Transboundary marine species have an increased risk of overexploitation as management regimes and enforcement can vary among states. The complex geopolitical layout of exclusive economic zones (EEZs) in the Western Indian Ocean (WIO) introduces the potential for migratory species to cross multiple boundaries, consequently a lack of scientific data could complicate regional management. In the current study, we highlight both the relative lack of spatial data available in the WIO, and the prevalence of transboundary movements in species that have previously been studied in the region. Five tiger sharks Galeocerdo cuvier were tracked with near real‐time positioning (SPOT) satellite tags to determine individual shark movements relative to EEZs within the WIO. Concurrently, a literature search was performed to identify all satellite telemetry studies conducted to date in the WIO for marine megafaunal species, and the results compared to global satellite telemetry effort. Finally, the satellite tracks of all marine species monitored in the WIO were extracted and digitized to examine the scale of transboundary movements that occur in the region. Tiger sharks exhibited both coastal and oceanic movements, with one individual crossing a total of eight EEZs. Satellite telemetry effort in the WIO has not matched the global increase, with only 4.7% of global studies occurring in the region. Species in the WIO remained within the EEZ in which they were tagged in only three studies, while all other species demonstrated some level of transboundary movement. This study demonstrates the lack of spatial data available for informed regional management in an area where transboundary movements by marine megafauna are highly prevalent. Without more dedicated funding and research, the rich biodiversity of the WIO is at risk of overexploitation from the diverse threats present within the various political regions.

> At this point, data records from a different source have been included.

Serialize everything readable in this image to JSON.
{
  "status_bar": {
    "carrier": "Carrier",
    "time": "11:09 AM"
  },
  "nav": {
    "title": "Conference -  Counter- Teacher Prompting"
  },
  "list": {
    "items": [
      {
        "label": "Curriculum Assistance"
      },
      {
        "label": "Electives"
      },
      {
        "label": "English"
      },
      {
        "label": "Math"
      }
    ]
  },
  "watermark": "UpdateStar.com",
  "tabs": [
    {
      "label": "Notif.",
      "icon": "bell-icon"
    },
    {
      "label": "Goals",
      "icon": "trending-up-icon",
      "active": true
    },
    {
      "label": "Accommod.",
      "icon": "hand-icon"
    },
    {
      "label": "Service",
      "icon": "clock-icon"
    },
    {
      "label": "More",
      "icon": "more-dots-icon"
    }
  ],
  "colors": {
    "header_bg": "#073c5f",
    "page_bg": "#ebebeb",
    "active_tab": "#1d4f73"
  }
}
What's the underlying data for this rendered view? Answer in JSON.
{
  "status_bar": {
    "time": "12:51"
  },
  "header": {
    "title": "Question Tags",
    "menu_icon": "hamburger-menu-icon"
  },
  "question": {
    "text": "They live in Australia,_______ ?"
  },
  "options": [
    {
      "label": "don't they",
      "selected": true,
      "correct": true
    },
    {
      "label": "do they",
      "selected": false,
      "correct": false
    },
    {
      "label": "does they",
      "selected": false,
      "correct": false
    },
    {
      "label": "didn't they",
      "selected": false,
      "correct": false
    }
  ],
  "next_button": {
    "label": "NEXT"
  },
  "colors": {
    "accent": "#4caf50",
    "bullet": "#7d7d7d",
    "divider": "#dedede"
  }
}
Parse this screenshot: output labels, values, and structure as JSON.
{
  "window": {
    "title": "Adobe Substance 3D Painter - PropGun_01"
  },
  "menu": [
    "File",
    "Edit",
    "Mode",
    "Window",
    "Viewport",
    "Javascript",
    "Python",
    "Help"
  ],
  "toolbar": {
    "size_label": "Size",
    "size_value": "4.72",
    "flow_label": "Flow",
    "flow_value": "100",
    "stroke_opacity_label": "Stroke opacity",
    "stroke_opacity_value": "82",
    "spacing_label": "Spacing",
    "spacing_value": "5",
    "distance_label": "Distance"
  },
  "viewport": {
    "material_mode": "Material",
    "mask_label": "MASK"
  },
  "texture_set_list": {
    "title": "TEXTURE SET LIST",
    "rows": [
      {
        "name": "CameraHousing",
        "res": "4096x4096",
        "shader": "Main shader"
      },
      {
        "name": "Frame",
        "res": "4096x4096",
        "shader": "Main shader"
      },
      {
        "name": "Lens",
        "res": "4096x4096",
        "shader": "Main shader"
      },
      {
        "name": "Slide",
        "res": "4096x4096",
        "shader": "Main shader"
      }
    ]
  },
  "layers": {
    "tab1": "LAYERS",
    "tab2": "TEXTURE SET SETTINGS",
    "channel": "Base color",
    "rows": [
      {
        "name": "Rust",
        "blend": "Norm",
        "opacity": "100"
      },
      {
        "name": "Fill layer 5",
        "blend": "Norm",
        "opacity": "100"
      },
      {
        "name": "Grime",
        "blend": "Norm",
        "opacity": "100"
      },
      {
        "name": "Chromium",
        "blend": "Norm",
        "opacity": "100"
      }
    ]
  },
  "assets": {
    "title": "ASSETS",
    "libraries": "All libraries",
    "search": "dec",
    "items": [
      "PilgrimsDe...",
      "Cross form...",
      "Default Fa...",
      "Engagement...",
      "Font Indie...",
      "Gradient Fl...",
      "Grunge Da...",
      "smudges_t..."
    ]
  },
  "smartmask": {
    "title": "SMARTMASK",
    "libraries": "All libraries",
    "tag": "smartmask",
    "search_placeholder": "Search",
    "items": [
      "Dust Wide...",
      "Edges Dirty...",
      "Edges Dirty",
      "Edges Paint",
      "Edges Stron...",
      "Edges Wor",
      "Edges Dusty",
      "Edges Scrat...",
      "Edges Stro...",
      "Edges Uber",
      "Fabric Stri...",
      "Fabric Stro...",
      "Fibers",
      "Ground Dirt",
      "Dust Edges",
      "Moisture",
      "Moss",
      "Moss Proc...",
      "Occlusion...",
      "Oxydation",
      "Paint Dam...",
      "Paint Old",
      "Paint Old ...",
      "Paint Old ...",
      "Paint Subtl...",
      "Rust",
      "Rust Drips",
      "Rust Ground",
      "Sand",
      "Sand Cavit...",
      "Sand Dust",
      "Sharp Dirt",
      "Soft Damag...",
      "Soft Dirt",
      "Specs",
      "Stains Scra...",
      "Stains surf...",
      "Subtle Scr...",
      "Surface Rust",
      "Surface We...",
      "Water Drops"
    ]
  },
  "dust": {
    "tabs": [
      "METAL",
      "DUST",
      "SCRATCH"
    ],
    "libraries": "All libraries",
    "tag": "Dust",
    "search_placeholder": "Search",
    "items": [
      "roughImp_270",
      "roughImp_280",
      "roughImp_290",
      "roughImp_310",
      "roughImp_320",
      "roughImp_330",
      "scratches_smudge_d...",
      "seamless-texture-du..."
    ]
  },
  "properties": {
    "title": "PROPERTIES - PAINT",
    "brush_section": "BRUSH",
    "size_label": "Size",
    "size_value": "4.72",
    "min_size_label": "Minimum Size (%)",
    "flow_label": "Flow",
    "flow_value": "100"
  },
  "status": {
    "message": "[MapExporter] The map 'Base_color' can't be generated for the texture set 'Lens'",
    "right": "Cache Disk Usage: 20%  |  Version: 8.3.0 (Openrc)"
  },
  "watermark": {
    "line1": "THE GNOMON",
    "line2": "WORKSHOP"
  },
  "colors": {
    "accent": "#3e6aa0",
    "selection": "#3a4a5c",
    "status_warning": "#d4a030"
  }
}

In Southwest Florida, a variety of human impacts had caused widespread losses of seagrass coverage from historical conditions. St. Joseph Sound and Clearwater Harbor lost approximately 24 and 51%, respectively, of their seagrass coverage between 1950 and 1999, while Tampa Bay and Sarasota Bay had lost 46% and 15%, respectively, of their seagrass coverage between 1950 and the 1980s. However, over the period of 1999 to 2016, the largest of the six estuaries, Tampa Bay, added 408 ha of seagrass per year, while the remaining five estuaries examined in this paper added approximately 269 ha per year. In total, seagrass coverage in these six estuaries increased 12,171 ha between the 1980s and 2016. Focused resource management plans have held the line on nitrogen loads from non-point sources, allowing seagrass resources to expand in response to reductions in point source loads that have been implemented over the past few decades.